College Mathematics: I had to buy a new calculator, one without the "solve()" function. I bought the TI-83 and it should serve me well in my other math classes. But you can pass this class with a very basic calculator, it's all about remembering the formulas.

Elements of Effective Communication: The test is pretty straight forward, make sure you watch the videos so that you can get the vocabulary right but a lot of the test is commonsense. The presentation portion is actually pretty cool how they do it, you write up a short paper about your presentation first. It is something I will probably be doing for all of my presentations going forward. Just remember to cite your sources, and for the presentation put your full sources in text to go along with your video and you should be good to go.

Thursday, July 16, 2015

Humanities, Literature and Arts 80/137

Hey all!

This class is one of the ones I have dreaded. The general education requirements for any degree. I don't like them at all. That being said it took me 6 weeks to do work that if I had actually sat down and just done it would have taken about two weeks.

For this class I had to write an essay and do a PowerPoint. For this essay, I had to analyze two pieces of art work and explain how the time period they were from influenced the later time period.

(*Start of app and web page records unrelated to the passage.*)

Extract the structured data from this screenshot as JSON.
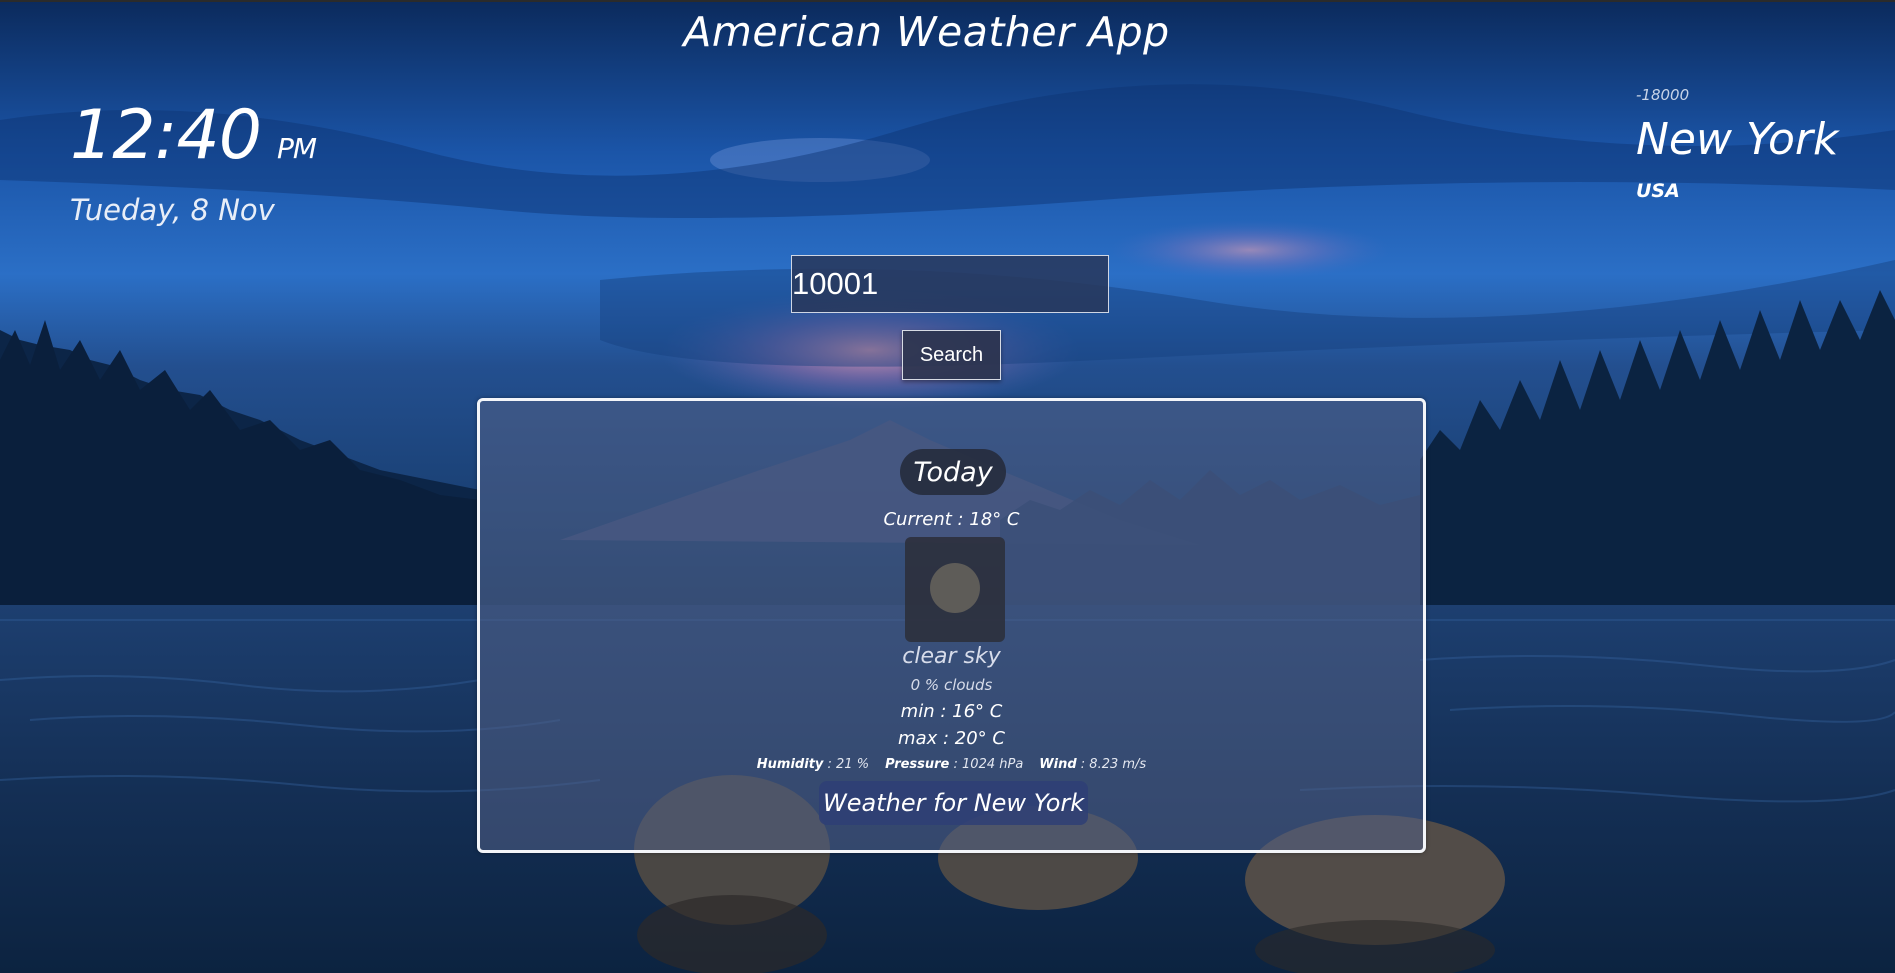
{
  "app": {
    "title": "American Weather App"
  },
  "clock": {
    "time": "12:40",
    "ampm": "PM",
    "date": "Tueday, 8 Nov"
  },
  "location": {
    "timezone": "-18000",
    "city": "New York",
    "country": "USA"
  },
  "search": {
    "value": "10001",
    "button_label": "Search"
  },
  "weather": {
    "heading": "Today",
    "current": "Current : 18° C",
    "icon": "clear-sky-icon",
    "description": "clear sky",
    "clouds": "0 % clouds",
    "min": "min : 16° C",
    "max": "max : 20° C",
    "humidity_label": "Humidity",
    "humidity_value": " : 21 %",
    "pressure_label": "Pressure",
    "pressure_value": " : 1024 hPa",
    "wind_label": "Wind",
    "wind_value": " : 8.23 m/s",
    "footer": "Weather for New York"
  },
  "colors": {
    "card_border": "#f3f5f9",
    "footer_pill": "#2e3e76"
  }
}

This took about 1 week to look up information and write the paper. Although I say a week it was sporadically. Who wants to do home work on a Saturday when you can go to the beach! I submitted the paper and had it sent back needed revisions to meet the requirements. Once they were made the essay was accepted and I moved on to the PowePoint.

The PowerPoint is not like a standard presentation. The way they want it done is like writing an essay but putting the information on the slides. You have to choose three works, one literary and two non literary and relate them to your profession and/or degree. I choose Invictus but William Henry as my literary work, the movie BlackHat as my first non literary and The Grid - Crystal Method Remix as my third work. Once you have your works they want you to analyze them and explain the elements that are used in each of the works. After your inital review they want you to explain how this relates to your job and field of study. I did so and submited and again had a few changes that needed to be made.

The good thing about the way these are graded is that once you submit if there are changes they tell you exactly what you need to do, then resubmit and be done.

This was not a fun class for me at all. I prefer the technical classes that I can use for my job. That being said on to Scripting and Programming Foundations! Ill let you all know when I finish!

Thanks for Reading!